561 F2d 169 Truelsen v. European Health Spa of Nebraska Inc
561 F.2d 169
Charles H. TRUELSEN, Trustee, Appellee,
EUROPEAN HEALTH SPA OF NEBRASKA, INC., a Colorado
Corporation, and European Health Spas, Inc., a
Utah Corporation, Appellants.
United States Court of Appeals,
Submitted Sept. 1, 1977.
Decided Sept. 8, 1977.
C. Keith Rooker and Clayton J. Parr, Salt Lake City, Utah, and Susman, Stern, Heifetz, Lurie & Sheehan, St. Louis, Mo., for appellants.
Harry H. Foulks, Omaha, Neb., for appellee.
Before GIBSON, Chief Judge, HEANEY, Circuit Judge, and DEVITT, District Judge.*
This is a diversity case for breach of contract. Defendants claimed the contract was void for lack of consideration, mutual mistake of fact and, in any event, denied any breach. The jury found against defendants on special interrogatories, and the District Court1 granted judgment for the plaintiff. Defendants appealed.
Prior to June 1968, Interstate Investment, Inc. (Interstate) had leased property in Omaha, Nebraska, and had begun remodeling to open a health spa. Robert L. Rice, Ken Melbry and Les Workman were also interested in opening a spa in Omaha. Negotiations were held resulting in an agreement signed in June 1968 under which Interstate assigned its lease and all interest in the partially completed spa to defendant European Health Spa of Nebraska, Inc., (EHS). Interstate received 20% of the stock of EHS; the remaining 80% went to Rice, Melbry, Workman and their investors.2

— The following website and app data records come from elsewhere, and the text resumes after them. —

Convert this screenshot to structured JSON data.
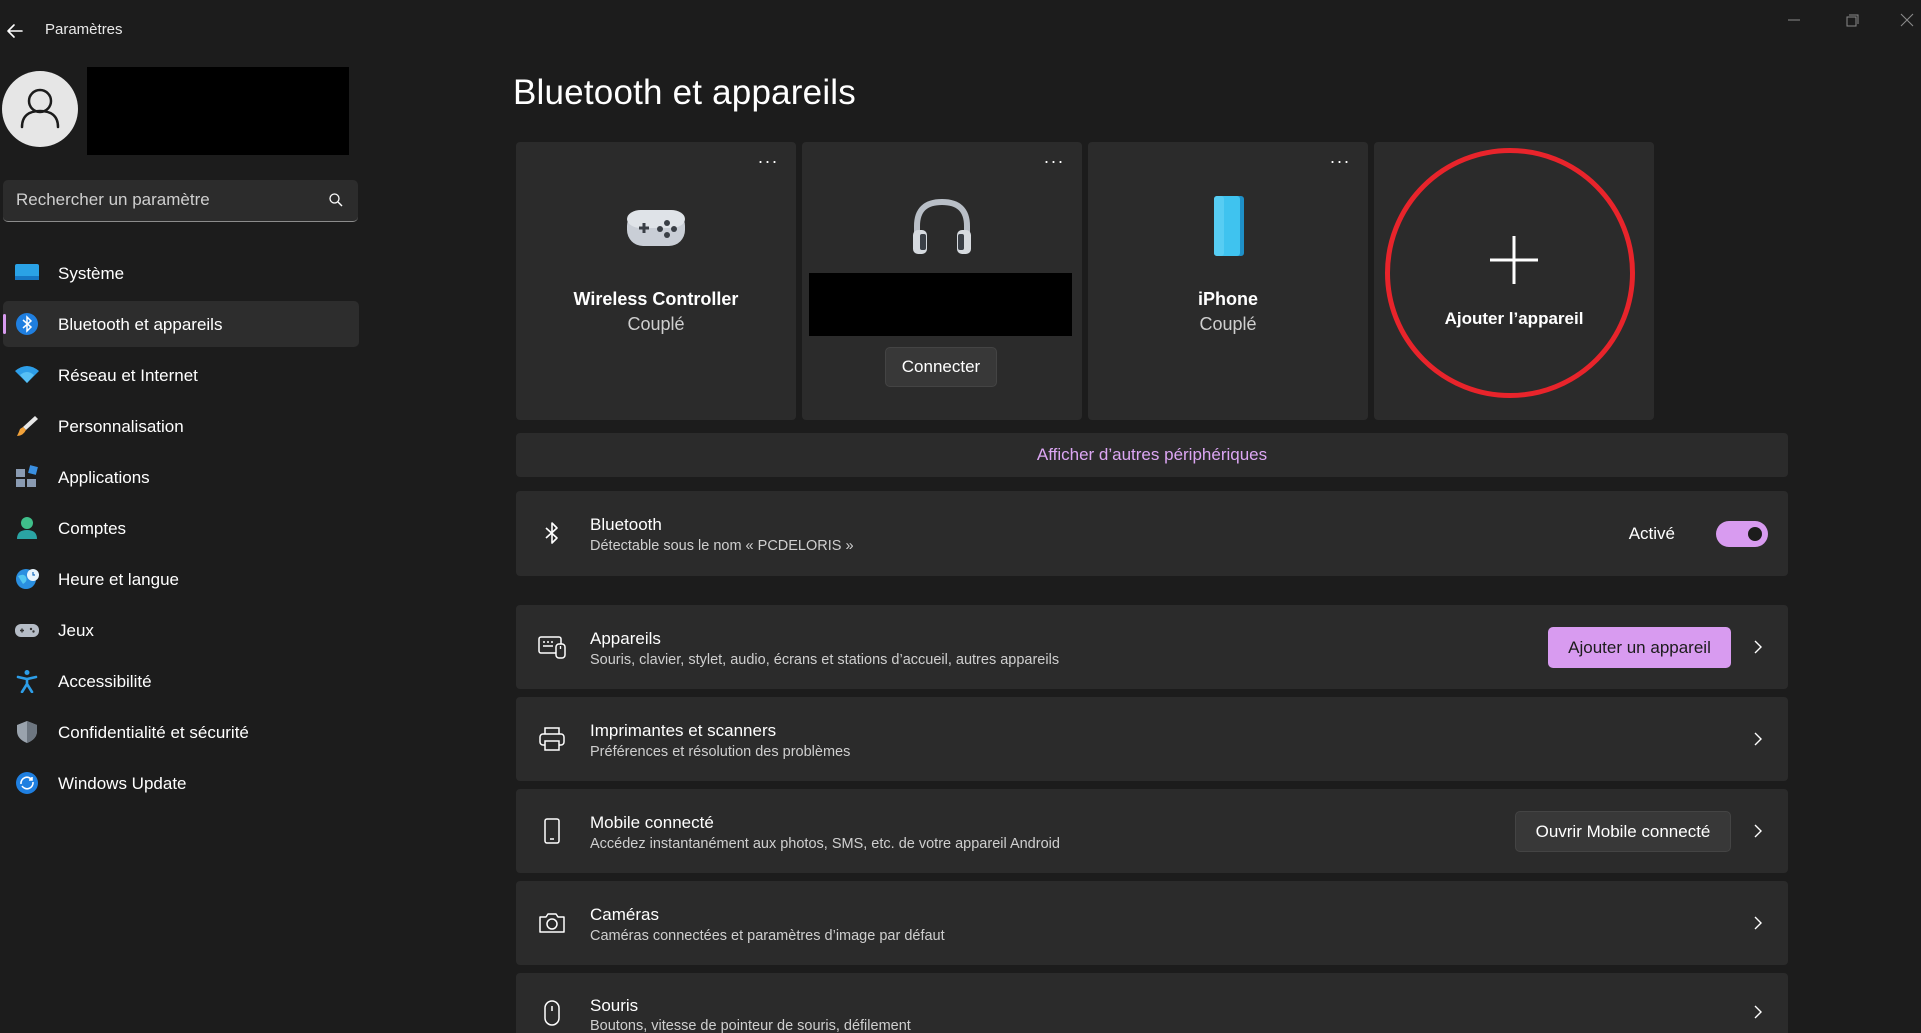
{
  "window": {
    "title": "Paramètres"
  },
  "sidebar": {
    "search_placeholder": "Rechercher un paramètre",
    "items": [
      {
        "label": "Système",
        "icon": "system-icon"
      },
      {
        "label": "Bluetooth et appareils",
        "icon": "bluetooth-icon",
        "active": true
      },
      {
        "label": "Réseau et Internet",
        "icon": "wifi-icon"
      },
      {
        "label": "Personnalisation",
        "icon": "brush-icon"
      },
      {
        "label": "Applications",
        "icon": "apps-icon"
      },
      {
        "label": "Comptes",
        "icon": "account-icon"
      },
      {
        "label": "Heure et langue",
        "icon": "globe-clock-icon"
      },
      {
        "label": "Jeux",
        "icon": "gamepad-icon"
      },
      {
        "label": "Accessibilité",
        "icon": "accessibility-icon"
      },
      {
        "label": "Confidentialité et sécurité",
        "icon": "shield-icon"
      },
      {
        "label": "Windows Update",
        "icon": "update-icon"
      }
    ]
  },
  "main": {
    "title": "Bluetooth et appareils",
    "devices": [
      {
        "name": "Wireless Controller",
        "status": "Couplé",
        "icon": "gamepad-icon"
      },
      {
        "name": "",
        "status": "",
        "icon": "headphones-icon",
        "action": "Connecter"
      },
      {
        "name": "iPhone",
        "status": "Couplé",
        "icon": "phone-icon"
      }
    ],
    "add_device_label": "Ajouter l’appareil",
    "show_more_label": "Afficher d’autres périphériques",
    "bluetooth": {
      "title": "Bluetooth",
      "subtitle": "Détectable sous le nom « PCDELORIS »",
      "state_label": "Activé",
      "enabled": true
    },
    "rows": [
      {
        "title": "Appareils",
        "subtitle": "Souris, clavier, stylet, audio, écrans et stations d’accueil, autres appareils",
        "button": "Ajouter un appareil",
        "icon": "devices-icon"
      },
      {
        "title": "Imprimantes et scanners",
        "subtitle": "Préférences et résolution des problèmes",
        "icon": "printer-icon"
      },
      {
        "title": "Mobile connecté",
        "subtitle": "Accédez instantanément aux photos, SMS, etc. de votre appareil Android",
        "button": "Ouvrir Mobile connecté",
        "icon": "mobile-icon"
      },
      {
        "title": "Caméras",
        "subtitle": "Caméras connectées et paramètres d’image par défaut",
        "icon": "camera-icon"
      },
      {
        "title": "Souris",
        "subtitle": "Boutons, vitesse de pointeur de souris, défilement",
        "icon": "mouse-icon"
      }
    ]
  },
  "colors": {
    "background": "#1c1c1c",
    "card": "#2b2b2b",
    "accent": "#d89bf0",
    "highlight_circle": "#e8242b"
  }
}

The present litigation arose from an agreement entered into on March 20, 1970, that superseded the 1968 agreement. Under the 1970 agreement the 20%-80% stock proportion was restated even though reorganization had rendered it obsolete. In addition, the agreement provided that, beginning with September 1969, 8% of the after-tax gross income of EHS would be paid to Rice, Melbry and Workman and 2% of after-tax gross income would be paid to plaintiff Charles H. Truelsen as trustee.

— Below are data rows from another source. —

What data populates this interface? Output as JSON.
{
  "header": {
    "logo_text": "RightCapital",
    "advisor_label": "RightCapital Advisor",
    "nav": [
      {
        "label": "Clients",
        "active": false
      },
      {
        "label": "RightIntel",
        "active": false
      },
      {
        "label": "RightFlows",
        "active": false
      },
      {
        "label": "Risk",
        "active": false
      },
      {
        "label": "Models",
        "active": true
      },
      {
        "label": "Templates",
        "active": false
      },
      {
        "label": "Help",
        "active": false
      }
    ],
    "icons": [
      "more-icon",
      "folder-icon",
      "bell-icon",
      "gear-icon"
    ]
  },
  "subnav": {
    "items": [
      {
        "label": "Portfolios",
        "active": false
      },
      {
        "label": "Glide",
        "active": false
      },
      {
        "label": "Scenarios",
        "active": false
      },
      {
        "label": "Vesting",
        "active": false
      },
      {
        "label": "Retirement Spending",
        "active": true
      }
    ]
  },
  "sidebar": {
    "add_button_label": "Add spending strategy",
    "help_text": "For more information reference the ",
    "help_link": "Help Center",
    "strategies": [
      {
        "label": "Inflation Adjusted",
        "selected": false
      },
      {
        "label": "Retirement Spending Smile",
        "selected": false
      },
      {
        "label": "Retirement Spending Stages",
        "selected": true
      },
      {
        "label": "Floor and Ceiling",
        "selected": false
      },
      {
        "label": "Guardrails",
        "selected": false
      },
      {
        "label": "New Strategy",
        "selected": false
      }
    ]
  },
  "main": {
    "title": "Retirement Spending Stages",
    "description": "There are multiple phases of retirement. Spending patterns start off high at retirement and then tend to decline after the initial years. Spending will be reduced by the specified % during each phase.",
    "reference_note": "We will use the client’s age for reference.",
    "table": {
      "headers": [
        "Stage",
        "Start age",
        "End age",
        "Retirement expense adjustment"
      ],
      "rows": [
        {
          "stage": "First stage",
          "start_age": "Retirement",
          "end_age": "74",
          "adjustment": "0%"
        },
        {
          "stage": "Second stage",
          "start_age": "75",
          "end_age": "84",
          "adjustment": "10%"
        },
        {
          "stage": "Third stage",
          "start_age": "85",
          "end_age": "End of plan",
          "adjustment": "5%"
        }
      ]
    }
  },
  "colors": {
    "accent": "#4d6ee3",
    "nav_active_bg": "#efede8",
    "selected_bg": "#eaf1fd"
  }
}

Under the 1970 agreement, as found by the trial court, the amounts paid into trust were to be applied toward reduction of all construction debts incurred by Interstate relating to the health spa. The trust was to continue until all such debts3 were paid. During that time the payments by EHS were to comprise the entire profit or income share of Interstate. EHS made the required payments through March 1972, totaling $14,269.21. Defendants contend that only the unpaid construction debts of Interstate were to be paid by the trustee and further that some of these debts are now barred by the statute of limitations.
Truelsen, as trustee, filed this suit for an accounting on January 31, 1975. After a jury rejected the defenses of lack of consideration and mutual mistake of fact, the District Court sustained plaintiff's motion for summary judgment on the verdict. The trial court found that the obligation of EHS under the 1970 agreement to pay into the corpus of this trust was unrelated to the running of the statute of limitations or any other defense of Interstate to the construction debt. The Court held such defenses have no bearing on plaintiff because his relationship is one of trustee to beneficiary rather than debtor to creditor.

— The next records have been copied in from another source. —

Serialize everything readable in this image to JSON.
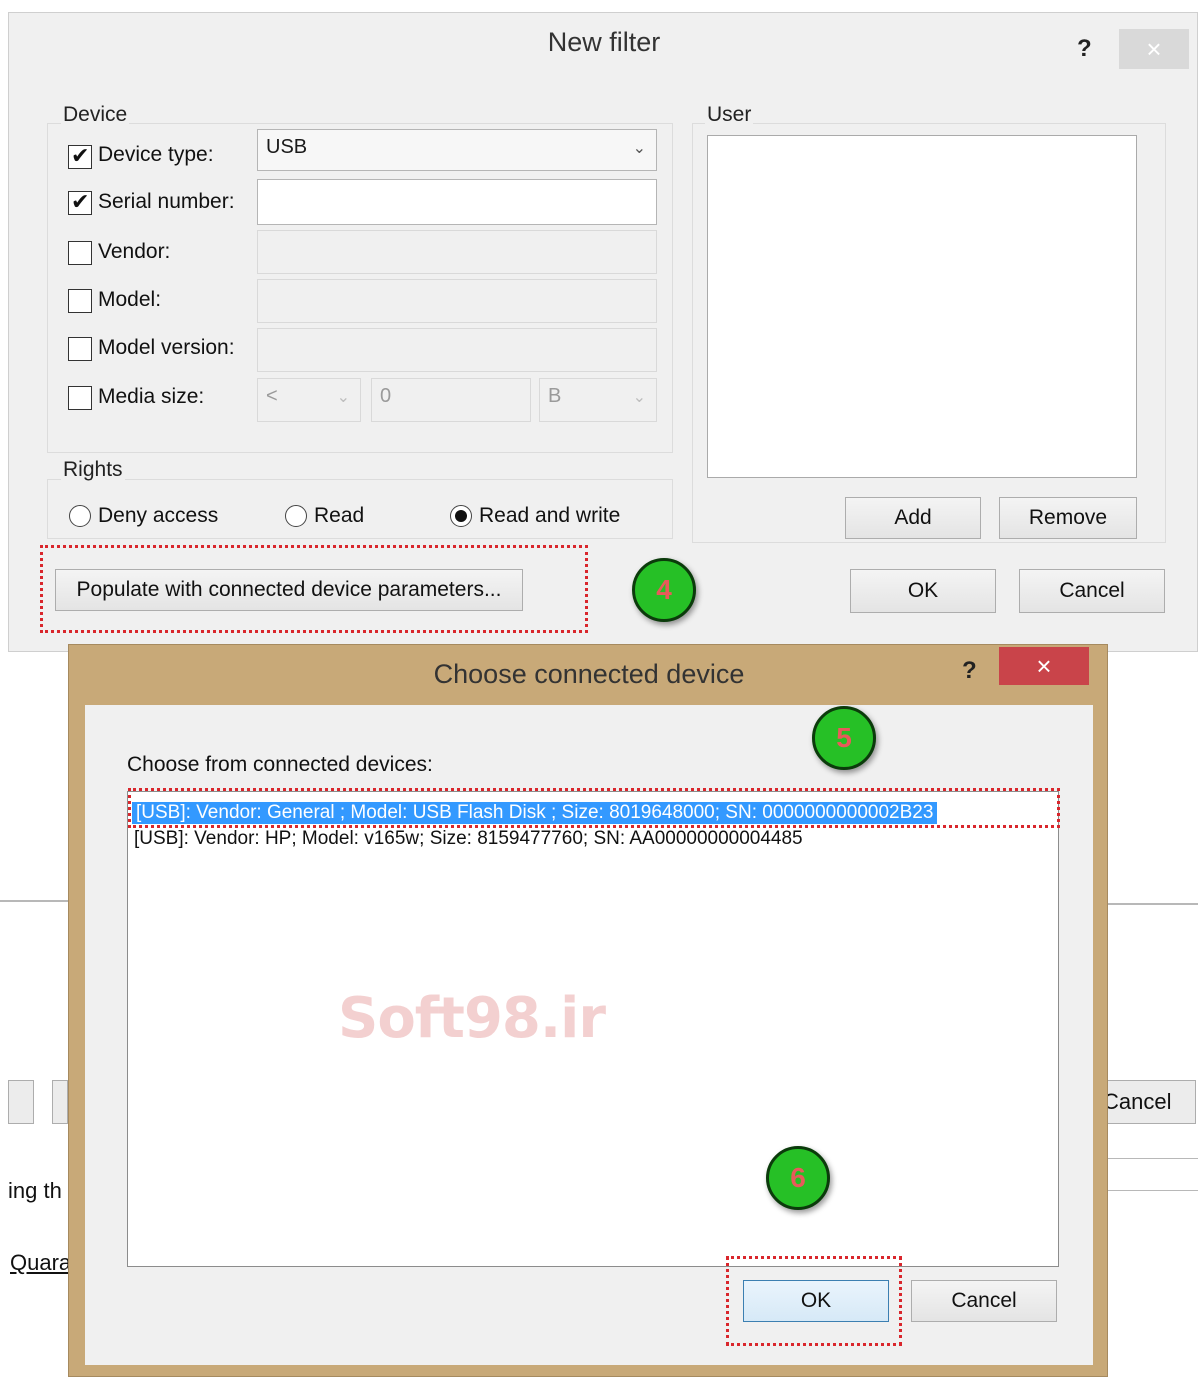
{
  "background": {
    "cancel_label": "Cancel",
    "partial_text": "ing th",
    "quarantine_link": "Quara"
  },
  "new_filter": {
    "title": "New filter",
    "help": "?",
    "close": "×",
    "device_group": "Device",
    "device_type": {
      "label": "Device type:",
      "checked": true,
      "value": "USB"
    },
    "serial_number": {
      "label": "Serial number:",
      "checked": true,
      "value": ""
    },
    "vendor": {
      "label": "Vendor:",
      "checked": false,
      "value": ""
    },
    "model": {
      "label": "Model:",
      "checked": false,
      "value": ""
    },
    "model_version": {
      "label": "Model version:",
      "checked": false,
      "value": ""
    },
    "media_size": {
      "label": "Media size:",
      "checked": false,
      "operator": "<",
      "value": "0",
      "unit": "B"
    },
    "rights_group": "Rights",
    "rights": [
      {
        "label": "Deny access",
        "selected": false
      },
      {
        "label": "Read",
        "selected": false
      },
      {
        "label": "Read and write",
        "selected": true
      }
    ],
    "user_group": "User",
    "add_label": "Add",
    "remove_label": "Remove",
    "populate_label": "Populate with connected device parameters...",
    "ok_label": "OK",
    "cancel_label": "Cancel"
  },
  "choose_dialog": {
    "title": "Choose connected device",
    "help": "?",
    "close": "×",
    "prompt": "Choose from connected devices:",
    "devices": [
      {
        "text": "[USB]: Vendor: General ; Model: USB Flash Disk  ; Size: 8019648000; SN: 0000000000002B23",
        "selected": true
      },
      {
        "text": "[USB]: Vendor: HP; Model: v165w; Size: 8159477760; SN: AA00000000004485",
        "selected": false
      }
    ],
    "watermark": "Soft98.ir",
    "ok_label": "OK",
    "cancel_label": "Cancel"
  },
  "steps": [
    "4",
    "5",
    "6"
  ],
  "colors": {
    "annotation_red": "#d9262c",
    "badge_green": "#26c026",
    "selection_blue": "#3399ff",
    "close_red": "#c9444a"
  }
}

Upon a review of the record and of the briefs of the parties, we are convinced that the trial court's findings of fact are not clearly erroneous and that it applied correct principles of law to the factual issues presented. The 1970 agreement was drafted by an attorney for EHS. In Nebraska, as elsewhere, a contract is construed most strongly against the draftsman. Timmerman Bros., Inc. v. Quigley, 198 Neb. 129, 251 N.W.2d 877 (1977); Omaha Public Power Dist. V. Natkin & Co., 193 Neb. 518, 227 N.W.2d 864 (1975). The trial court's construction of the contract is certainly a permissible one and in fact appears to be the most rational construction of the ambiguous contract drafted by defendant EHS. If defendants intended for the trust to pay only outstanding unpaid claims, the contract could have unequivocally so stated, and defendants must bear the burden of any ambiguity arising from this contract.
The judgment of the District Court is affirmed.
The Honorable Edward J. Devitt, Chief Judge, United States District Court for the District of Minnesota, sitting by designation
The Honorable Albert G. Schatz, United States District Judge for the District of Nebraska
On June 27, 1968, all EHS stock was exchanged for stock in Kennebec Consolidated Mining Company as part of a reorganization. Subsequent reorganizations resulted in defendant European Health Spas, Inc. owning all stock in EHS
Paragraph 5 of the 1970 agreement acknowledged that Interstate had expended for construction a total of $75,563.25. It further stated that Interstate's "share of the profits derived from the operation of (EHS), as hereinabove set forth, shall be used by (Interstate) as payment for said construction expenses."